The district court also considered whether counsel had a duty to inform Ray of his right to appeal based on Ray's assertions that his counsel knew or should have known that he had a claim of constitutional error that could result in the setting aside of his guilty plea. See Marrow v. United States, 772 U.S. 525, 529 (10th Cir. 1985) ( [I]f there is a claim of error in connection with the plea proceeding that would constitute grounds for setting aside the plea, and if counsel either knows or should have learned of his client's claim or of the relevant facts giving rise to that claim, counsel has a duty to advise his client of the right to appeal the conviction."). The district court concluded that the record provided no support for Ray's assertions that his plea was not made knowingly and voluntarily.

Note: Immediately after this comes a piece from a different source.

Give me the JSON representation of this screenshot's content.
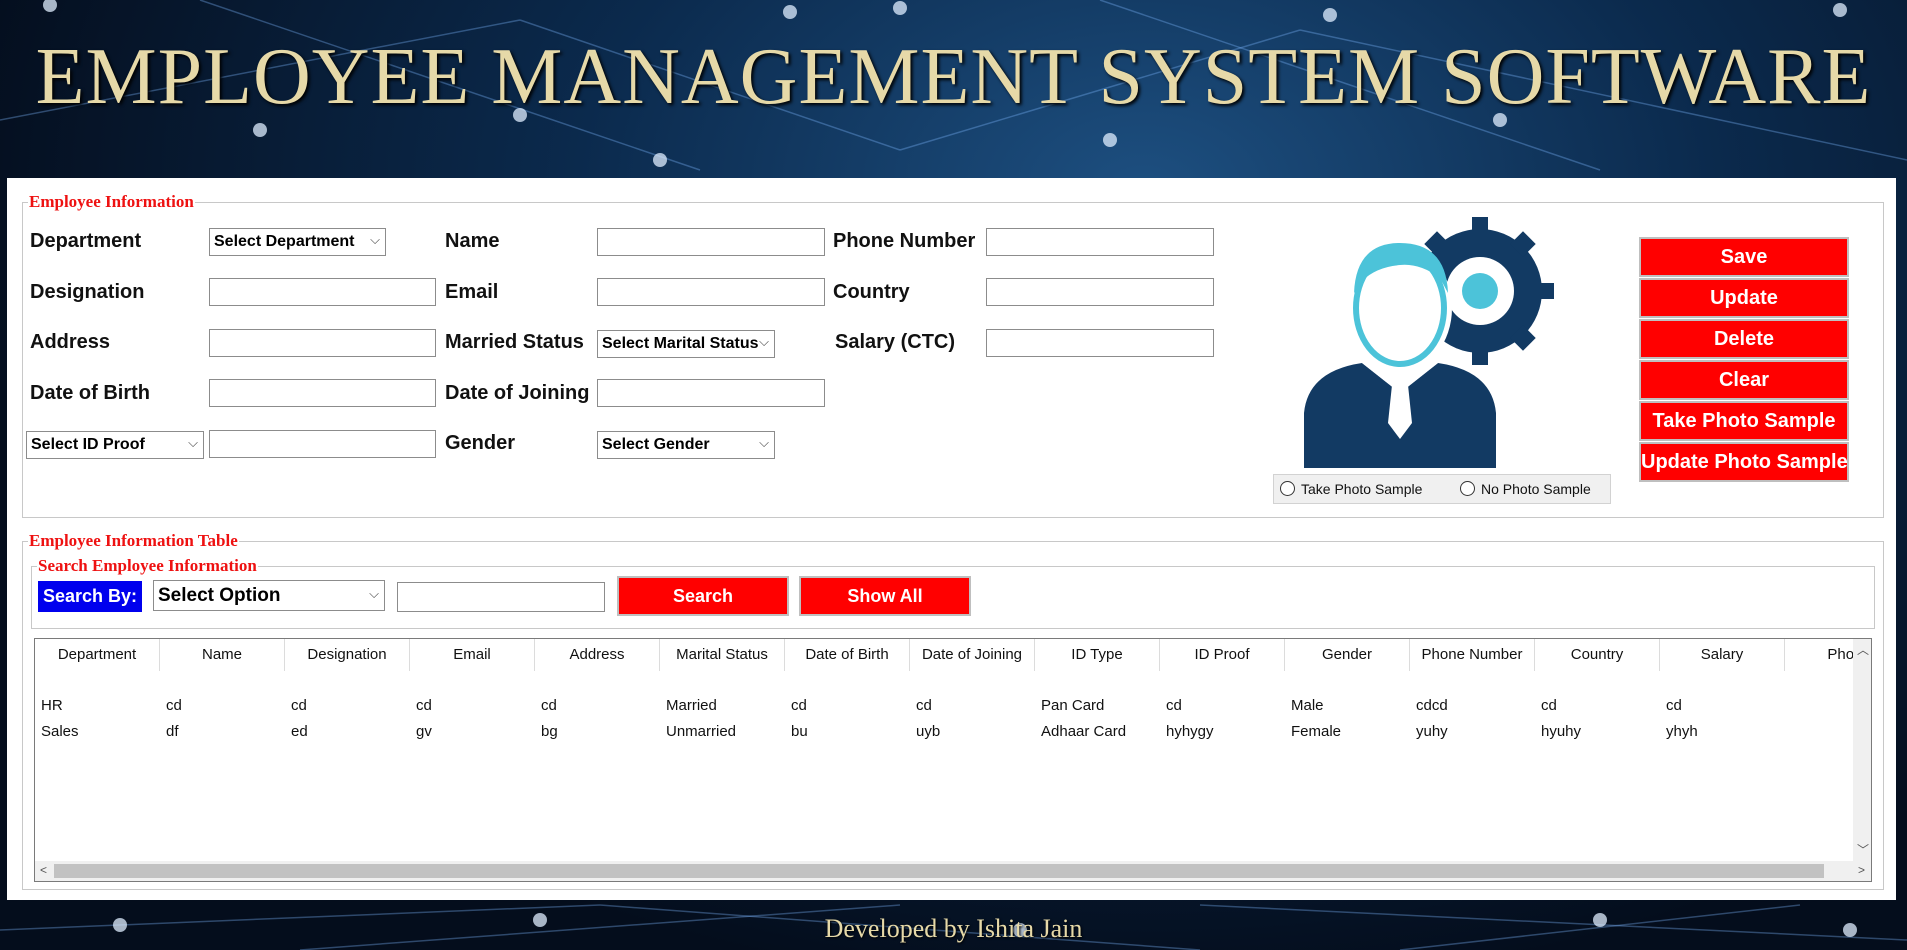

The court noted that Ray signed a written guilty plea in which he stated, inter alia, that he had discussed the charge against him and any defenses with his lawyer, that he believed his lawyer had effectively assisted him, that his plea of guilty was made without any coercion or compulsion, and that he had read the written plea and understood its contents.

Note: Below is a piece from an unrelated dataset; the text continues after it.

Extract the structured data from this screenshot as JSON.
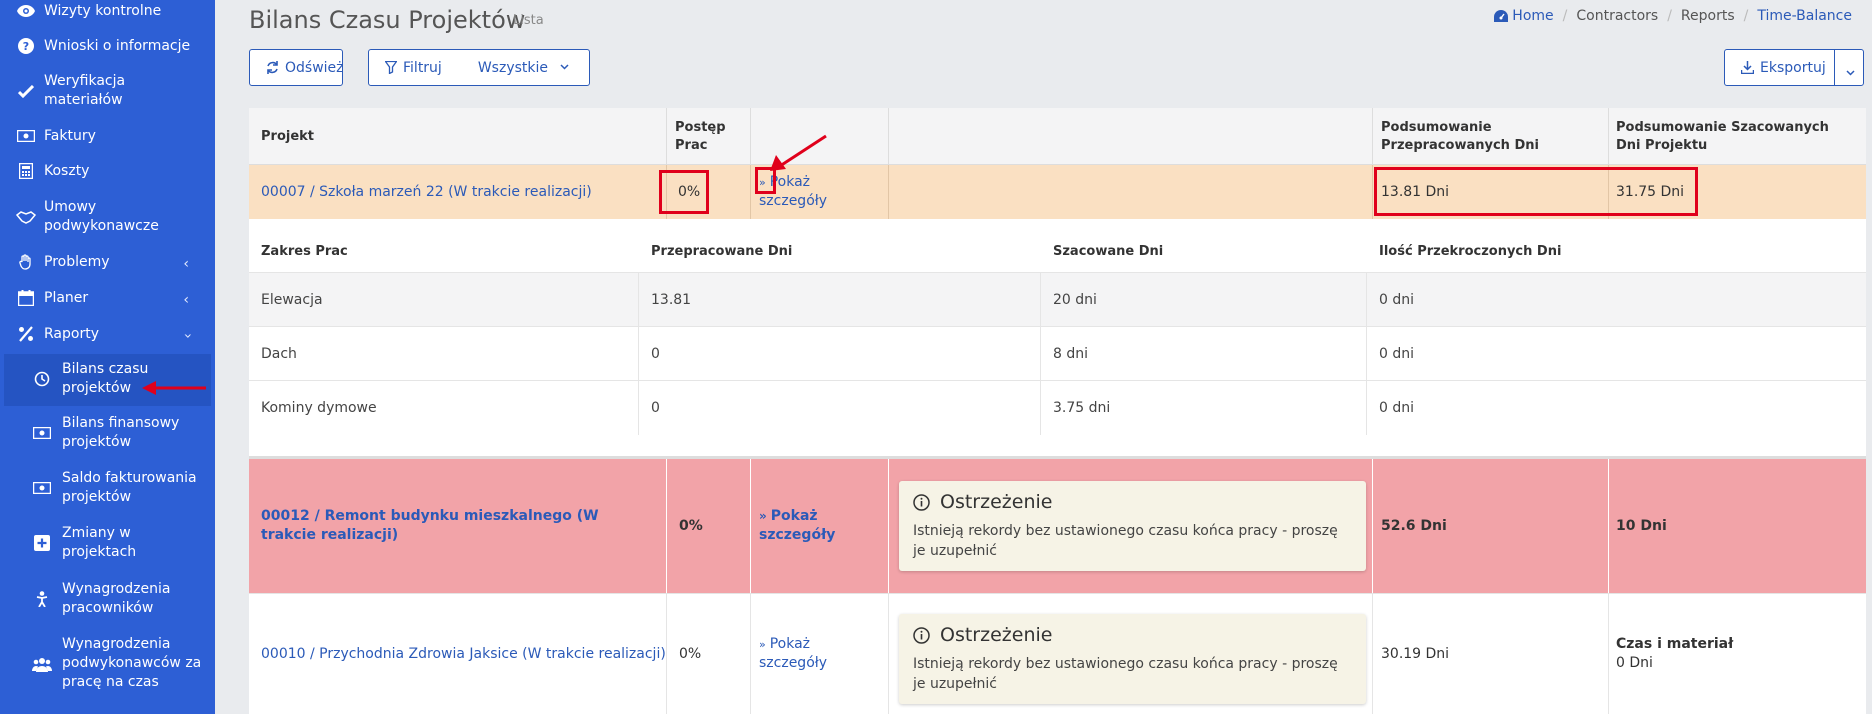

Based on its determination that Ray failed to show either that he reasonably demonstrated to his counsel that he was interested in appealing or that his counsel had a reason to believe that he would want to appeal, the district court concluded that Ray failed to demonstrate that his counsel had a duty to inform him of his right to appeal. Consequently, the district court concluded that Ray failed to show that his counsels' performance was constitutionally deficient and it denied habeas relief.
This court has reviewed Ray's application for a COA, his appellate brief, the district court's order dated February 7, 2002, and the entire record on appeal. That review clearly demonstrates the district court's dismissal of Ray's § 2254 petition is not deserving of further proceedings or subject to a different resolution on appeal. Accordingly, we deny Ray's request for a COA and dismiss his appeal.
ENTERED FOR THE COURT
Michael R. Murphy
*. This order and judgment is not binding precedent, except under the doctrines of law of the case, res judicata and collateral estoppel. The court generally disfavors the citation of orders and judgments; nevertheless, an order and judgment may be cited under the terms and conditions of 10th Cir. R. 36.3.
1.The district court went on to construe the OCCA's determination as a factual finding and then concluded that Ray had failed to rebut that finding with clear and convincing evidence. In arriving at that conclusion, the district court considered affidavits submitted by Ray, Ray's mother, and Ray's counsel. These affidavits were not before the OCCA. Ray argues that the district court erred by not holding an evidentiary hearing on the affidavits. Without expressing any opinion on the propriety of the district court's alternative analysis, we note that Ray was not entitled to an evidentiary hearing because he failed to develop the factual basis for his claim in his state court proceedings. See 28 U.S.C. § 2254(e)(2).